Is Real Estate Crowdfunding Right for You?
Crowdfunding may seem like a new concept, but in truth the practice has been around for many, many years. In a sense, the war bonds that the United States government issued in 1917 and 1918 to finance military operations during World War I were a form of crowdfunding. The Statue of Liberty stands on a granite pedestal that was partially paid for with dollars raised from a crowdfunding campaign. And think of all the family members that have pooled their money to buy property together.
The difference between historical crowdfunding and the practice today is modern technology. Numerous online platforms present a range of investment opportunities, and there are several for those interested in investing in real estate. Crowdfunding for real estate has opened a world of potential for real estate owners and developers and investors that might not otherwise have been able to do business with one another. Of course, as with any kind of investment, real estate crowdfunding requires research and due diligence for a full understanding of where your money is going. Read on for some important information that could help you decide if crowdfunding is right for you.
So What Exactly Is Real Estate Crowdfunding?
An online platform for real estate crowdfunding connects real estate owners and developers–looking to raise money for projects–with investors. In many cases, individual investors are able to get in on a project for a minimal amount. They can also diversify their real estate holdings among a variety of properties including office buildings, apartments, retail shopping centers and other types of commercial properties. Many investors prefer real estate crowdfunding because they can enjoy the benefits of owning income-producing property without the responsibility of managing it themselves.
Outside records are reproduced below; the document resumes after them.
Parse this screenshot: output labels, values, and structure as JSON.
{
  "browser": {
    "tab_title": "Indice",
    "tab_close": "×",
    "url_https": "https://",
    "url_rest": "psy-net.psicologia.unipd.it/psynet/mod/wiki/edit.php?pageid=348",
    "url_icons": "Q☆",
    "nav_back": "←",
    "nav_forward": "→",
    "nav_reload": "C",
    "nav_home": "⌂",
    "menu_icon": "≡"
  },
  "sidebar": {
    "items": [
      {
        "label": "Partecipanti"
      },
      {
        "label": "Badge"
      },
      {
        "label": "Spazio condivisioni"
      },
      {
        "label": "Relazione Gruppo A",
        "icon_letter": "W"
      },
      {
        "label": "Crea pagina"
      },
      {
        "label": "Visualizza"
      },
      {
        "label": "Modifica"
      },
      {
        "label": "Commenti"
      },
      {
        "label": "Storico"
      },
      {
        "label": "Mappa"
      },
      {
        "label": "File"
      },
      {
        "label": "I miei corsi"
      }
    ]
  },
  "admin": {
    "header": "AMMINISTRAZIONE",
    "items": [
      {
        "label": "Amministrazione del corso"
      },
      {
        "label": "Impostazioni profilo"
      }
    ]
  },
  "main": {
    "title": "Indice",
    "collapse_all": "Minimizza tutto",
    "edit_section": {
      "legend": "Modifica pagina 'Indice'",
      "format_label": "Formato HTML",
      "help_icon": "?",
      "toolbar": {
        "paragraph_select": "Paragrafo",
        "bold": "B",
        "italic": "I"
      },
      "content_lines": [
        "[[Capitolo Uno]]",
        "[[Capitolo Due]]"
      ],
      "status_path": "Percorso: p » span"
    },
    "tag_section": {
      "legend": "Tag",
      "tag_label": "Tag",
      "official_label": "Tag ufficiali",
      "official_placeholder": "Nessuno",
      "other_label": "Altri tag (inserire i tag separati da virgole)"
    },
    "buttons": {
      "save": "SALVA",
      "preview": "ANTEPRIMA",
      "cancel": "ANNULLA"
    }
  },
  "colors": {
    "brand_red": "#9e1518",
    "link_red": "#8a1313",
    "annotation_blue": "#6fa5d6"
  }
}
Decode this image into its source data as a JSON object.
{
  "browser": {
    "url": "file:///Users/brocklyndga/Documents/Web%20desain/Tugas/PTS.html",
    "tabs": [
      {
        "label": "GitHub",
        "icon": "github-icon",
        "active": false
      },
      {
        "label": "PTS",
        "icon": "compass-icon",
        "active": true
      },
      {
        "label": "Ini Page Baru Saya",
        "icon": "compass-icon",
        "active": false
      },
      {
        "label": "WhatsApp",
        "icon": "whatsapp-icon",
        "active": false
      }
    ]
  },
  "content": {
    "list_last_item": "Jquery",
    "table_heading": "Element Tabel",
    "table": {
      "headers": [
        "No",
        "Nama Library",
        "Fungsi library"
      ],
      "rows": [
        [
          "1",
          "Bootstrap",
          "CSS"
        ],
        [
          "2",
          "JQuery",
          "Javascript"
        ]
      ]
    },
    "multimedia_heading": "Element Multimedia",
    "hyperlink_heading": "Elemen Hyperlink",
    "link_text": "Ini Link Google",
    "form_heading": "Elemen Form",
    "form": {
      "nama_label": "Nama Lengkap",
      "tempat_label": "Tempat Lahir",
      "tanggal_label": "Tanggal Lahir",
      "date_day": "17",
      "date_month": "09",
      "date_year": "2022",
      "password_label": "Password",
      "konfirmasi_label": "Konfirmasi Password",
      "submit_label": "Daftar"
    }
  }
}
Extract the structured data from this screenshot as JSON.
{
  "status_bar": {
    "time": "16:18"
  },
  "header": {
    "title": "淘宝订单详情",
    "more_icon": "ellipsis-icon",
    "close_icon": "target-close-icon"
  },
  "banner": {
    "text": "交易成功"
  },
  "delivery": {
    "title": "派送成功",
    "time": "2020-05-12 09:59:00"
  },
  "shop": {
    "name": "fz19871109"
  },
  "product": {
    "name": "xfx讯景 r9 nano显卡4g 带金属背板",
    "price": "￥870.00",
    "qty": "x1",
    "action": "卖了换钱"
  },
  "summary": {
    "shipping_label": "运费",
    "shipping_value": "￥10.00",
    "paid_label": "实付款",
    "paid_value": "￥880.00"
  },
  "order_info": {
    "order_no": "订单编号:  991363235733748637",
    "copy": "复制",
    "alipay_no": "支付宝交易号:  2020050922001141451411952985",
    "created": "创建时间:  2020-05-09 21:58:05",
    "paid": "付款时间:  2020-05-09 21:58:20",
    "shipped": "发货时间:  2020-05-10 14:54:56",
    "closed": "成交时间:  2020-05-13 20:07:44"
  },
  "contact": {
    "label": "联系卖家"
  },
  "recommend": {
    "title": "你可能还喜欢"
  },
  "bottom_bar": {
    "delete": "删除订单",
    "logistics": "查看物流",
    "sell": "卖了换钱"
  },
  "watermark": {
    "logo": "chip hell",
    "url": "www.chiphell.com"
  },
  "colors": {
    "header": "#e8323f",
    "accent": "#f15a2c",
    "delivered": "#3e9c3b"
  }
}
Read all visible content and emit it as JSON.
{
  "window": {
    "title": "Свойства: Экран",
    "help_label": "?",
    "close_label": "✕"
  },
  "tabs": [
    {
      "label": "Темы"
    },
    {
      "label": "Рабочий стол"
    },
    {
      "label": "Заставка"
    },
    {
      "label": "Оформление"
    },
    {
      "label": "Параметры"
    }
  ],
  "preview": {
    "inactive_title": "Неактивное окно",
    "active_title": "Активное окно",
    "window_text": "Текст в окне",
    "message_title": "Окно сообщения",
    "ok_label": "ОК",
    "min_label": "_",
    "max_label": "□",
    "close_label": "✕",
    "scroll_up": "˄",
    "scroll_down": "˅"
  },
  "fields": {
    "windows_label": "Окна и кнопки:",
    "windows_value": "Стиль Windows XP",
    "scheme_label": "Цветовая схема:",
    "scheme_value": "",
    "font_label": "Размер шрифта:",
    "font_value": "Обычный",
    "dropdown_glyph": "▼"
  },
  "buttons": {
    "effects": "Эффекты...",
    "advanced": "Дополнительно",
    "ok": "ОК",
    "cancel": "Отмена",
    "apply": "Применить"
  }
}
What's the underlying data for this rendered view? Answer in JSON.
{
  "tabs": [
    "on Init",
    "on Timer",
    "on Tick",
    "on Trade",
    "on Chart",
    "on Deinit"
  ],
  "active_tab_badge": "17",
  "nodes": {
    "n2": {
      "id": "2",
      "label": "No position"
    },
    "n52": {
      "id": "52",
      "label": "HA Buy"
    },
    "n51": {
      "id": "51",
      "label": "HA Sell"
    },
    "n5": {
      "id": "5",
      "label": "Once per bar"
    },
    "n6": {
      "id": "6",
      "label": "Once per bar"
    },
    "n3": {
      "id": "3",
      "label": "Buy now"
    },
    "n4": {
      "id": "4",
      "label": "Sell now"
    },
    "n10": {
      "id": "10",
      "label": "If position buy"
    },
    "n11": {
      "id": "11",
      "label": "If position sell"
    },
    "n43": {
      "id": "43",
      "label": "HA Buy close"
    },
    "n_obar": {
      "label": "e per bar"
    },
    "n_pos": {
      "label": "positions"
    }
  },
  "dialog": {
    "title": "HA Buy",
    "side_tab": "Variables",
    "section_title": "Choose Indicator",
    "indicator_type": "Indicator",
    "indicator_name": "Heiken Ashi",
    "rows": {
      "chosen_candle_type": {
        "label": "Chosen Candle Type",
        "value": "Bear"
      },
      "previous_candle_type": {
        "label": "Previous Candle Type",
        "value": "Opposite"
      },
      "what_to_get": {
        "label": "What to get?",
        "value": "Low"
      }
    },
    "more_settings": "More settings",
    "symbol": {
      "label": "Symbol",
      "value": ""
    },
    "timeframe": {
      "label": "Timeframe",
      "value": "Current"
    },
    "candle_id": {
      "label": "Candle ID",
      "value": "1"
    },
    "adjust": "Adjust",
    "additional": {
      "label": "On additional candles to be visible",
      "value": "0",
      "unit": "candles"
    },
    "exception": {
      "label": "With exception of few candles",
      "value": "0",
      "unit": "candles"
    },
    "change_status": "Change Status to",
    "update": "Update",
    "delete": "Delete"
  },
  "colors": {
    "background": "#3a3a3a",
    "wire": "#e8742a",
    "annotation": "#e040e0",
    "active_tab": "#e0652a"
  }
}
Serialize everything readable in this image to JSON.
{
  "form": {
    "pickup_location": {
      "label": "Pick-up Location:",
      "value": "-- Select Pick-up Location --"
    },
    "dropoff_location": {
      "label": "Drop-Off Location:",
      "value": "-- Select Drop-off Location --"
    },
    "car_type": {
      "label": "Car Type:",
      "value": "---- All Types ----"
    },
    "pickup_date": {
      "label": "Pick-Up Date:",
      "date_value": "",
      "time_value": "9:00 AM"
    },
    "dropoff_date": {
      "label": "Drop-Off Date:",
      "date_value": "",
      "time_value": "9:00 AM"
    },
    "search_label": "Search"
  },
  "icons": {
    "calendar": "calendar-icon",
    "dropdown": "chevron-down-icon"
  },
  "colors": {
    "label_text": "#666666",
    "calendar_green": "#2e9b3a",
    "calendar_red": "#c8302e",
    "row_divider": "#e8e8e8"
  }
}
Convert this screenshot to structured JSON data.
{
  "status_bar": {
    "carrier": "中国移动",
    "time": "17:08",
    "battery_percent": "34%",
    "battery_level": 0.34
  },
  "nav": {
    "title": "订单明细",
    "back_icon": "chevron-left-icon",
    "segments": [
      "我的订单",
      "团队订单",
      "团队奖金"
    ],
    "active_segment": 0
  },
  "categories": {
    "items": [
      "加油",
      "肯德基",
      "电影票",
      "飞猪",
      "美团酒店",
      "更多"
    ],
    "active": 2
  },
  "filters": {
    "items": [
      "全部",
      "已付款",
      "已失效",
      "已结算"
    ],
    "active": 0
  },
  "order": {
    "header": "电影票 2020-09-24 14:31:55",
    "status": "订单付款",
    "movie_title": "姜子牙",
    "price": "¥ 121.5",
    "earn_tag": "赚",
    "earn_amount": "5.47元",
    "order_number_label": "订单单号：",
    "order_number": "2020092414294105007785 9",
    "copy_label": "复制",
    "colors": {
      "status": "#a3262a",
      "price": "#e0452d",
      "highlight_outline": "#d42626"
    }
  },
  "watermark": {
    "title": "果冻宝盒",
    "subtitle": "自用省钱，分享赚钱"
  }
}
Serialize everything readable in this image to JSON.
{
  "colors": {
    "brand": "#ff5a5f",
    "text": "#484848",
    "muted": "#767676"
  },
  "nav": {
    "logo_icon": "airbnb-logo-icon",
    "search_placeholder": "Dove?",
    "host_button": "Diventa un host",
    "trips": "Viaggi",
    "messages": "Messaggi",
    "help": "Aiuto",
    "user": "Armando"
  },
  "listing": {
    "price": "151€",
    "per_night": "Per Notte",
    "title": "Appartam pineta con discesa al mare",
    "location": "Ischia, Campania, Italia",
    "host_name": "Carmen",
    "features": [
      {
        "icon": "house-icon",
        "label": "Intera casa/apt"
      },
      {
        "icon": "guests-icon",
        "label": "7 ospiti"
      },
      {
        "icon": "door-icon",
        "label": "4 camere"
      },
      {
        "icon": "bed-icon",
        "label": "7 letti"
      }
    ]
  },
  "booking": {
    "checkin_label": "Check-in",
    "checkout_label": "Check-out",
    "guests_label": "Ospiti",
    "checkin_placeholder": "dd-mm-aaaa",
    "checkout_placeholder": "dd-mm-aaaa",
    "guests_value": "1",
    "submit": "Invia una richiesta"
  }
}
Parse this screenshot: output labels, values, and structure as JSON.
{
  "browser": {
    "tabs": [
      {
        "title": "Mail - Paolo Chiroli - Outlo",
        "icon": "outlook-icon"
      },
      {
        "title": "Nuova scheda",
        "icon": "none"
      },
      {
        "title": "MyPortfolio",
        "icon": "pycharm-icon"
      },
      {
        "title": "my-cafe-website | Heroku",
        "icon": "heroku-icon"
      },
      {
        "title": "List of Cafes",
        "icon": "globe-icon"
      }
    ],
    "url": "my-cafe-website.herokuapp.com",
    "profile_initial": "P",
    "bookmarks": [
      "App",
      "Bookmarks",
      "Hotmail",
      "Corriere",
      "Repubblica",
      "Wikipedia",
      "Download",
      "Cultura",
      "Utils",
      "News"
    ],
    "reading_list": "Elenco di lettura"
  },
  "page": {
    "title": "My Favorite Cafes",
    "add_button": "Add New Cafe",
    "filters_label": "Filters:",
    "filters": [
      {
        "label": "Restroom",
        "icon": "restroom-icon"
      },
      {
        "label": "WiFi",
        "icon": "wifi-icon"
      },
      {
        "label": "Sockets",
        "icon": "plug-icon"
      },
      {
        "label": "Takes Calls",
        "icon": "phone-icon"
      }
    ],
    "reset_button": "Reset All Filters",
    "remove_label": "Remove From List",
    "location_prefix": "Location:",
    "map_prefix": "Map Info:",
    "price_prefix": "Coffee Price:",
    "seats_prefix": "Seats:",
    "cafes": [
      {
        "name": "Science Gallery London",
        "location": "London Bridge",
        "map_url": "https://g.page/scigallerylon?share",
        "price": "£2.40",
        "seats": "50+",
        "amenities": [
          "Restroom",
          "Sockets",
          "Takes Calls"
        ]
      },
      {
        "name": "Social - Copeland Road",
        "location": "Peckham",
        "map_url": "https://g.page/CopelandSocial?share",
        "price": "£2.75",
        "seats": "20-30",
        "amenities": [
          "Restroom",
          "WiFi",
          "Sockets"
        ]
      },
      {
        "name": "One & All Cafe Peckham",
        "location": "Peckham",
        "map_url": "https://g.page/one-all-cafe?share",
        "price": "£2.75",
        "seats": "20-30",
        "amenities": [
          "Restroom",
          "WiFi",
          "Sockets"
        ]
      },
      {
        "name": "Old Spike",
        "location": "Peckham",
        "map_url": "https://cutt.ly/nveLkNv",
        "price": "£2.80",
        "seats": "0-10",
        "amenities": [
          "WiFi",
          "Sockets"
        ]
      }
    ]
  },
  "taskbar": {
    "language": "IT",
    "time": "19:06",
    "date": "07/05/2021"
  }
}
Is There a Difference Between Real Estate Crowdfunding and REITs?
Yes. A REIT—Real Estate Investment Trust—is an entity that owns and manages a portfolio of income producing properties. When you invest in a REIT, you are investing in the entity (usually a corporation) that in turn invests your money in real estate. A REIT can be public and traded on an exchange or private.
With real estate crowdfunding, you are usually investing in an entity that invests in specific commercial real estate properties. As with a REIT, your money is pooled with that of other investors. However, you choose the specific projects that you want to invest in, rather than leave that decision up to someone else.
What Types of Investments Does Real Estate Crowdfunding Offer?
There are primarily two types of real estate crowdfunding: equity and debt. With equity crowdfunding, investors own a share of the property, receive cash flow from rent and get a cut of the profits if the property is sold.
Debt crowdfunding is similar to a bank making a mortgage loan. Investors own a share of those loans and thus have a reliable monthly income stream, but they don’t get a share of profits at the time of sale, because they are invested in the debt and not an actual property.
What Are the Advantages of Crowdfunding for Real Estate?
Affordability. Crowdfunding, whether for real estate or any other type of business venture, gives many people the opportunity to invest. Ordinarily, purchasing property can cost hundreds of thousands if not millions of dollars. Depending on the crowdfunding platform and the type of real estate, the minimum investment could be as low as $1,000 to $5,000. Certain crowdfunding sponsors, including Henry S. Miller, restrict their investors to those that qualify as an “accredited investor,” which means they must have a certain minimum net worth (exclusive of the value of their primary residence) or minimum annual net income as set forth in Regulation D of the Securities Act of 1933.
Diversification. Because investors are able to choose the type of projects they want to invest in, they are able to build a diversified portfolio of different classifications of real estate as well as geographic locations.
Access to Information. A reputable sponsor provides investors with all the details about a vetted project before they invest their money. Once you invest, the crowdfunding site should report on how your investment is doing. Moreover, information that was previously available only to professional property investors is now accessible to the public thanks to the Internet. Anyone can do research in order to learn about market trends, a sponsor’s background and new properties that are looking for capital.
What Are the Disadvantages of Real Estate Crowdfunding?
Illiquidity. Real estate crowdfunding is typically illiquid, so you will likely not be able to cash out of an investment before the property is sold.
Lack of Control. After you choose a property for investment, decision-making is in someone else’s hands. You will be a passive investor, so if you prefer to have a voice in how the property is managed, then crowdfunding may not be the model for you.
Capital Calls. Real estate projects are complicated. Consequently, more capital may be required than originally anticipated. In that case, the project manager may issue a capital call, asking investors for more money. Be aware of this possibility before you invest.
Loss of Capital. As with any investment, there is a risk of losing your capital. No project comes with a money-back guarantee.
Crowdfunding can be ideal for someone that wants to try investing in real estate. You can test the market without having to come up with a lot of money for a big purchase. Carefully consider the pros and cons of real estate crowdfunding, know your style as an investor, and you may be able to benefit from this growing trend.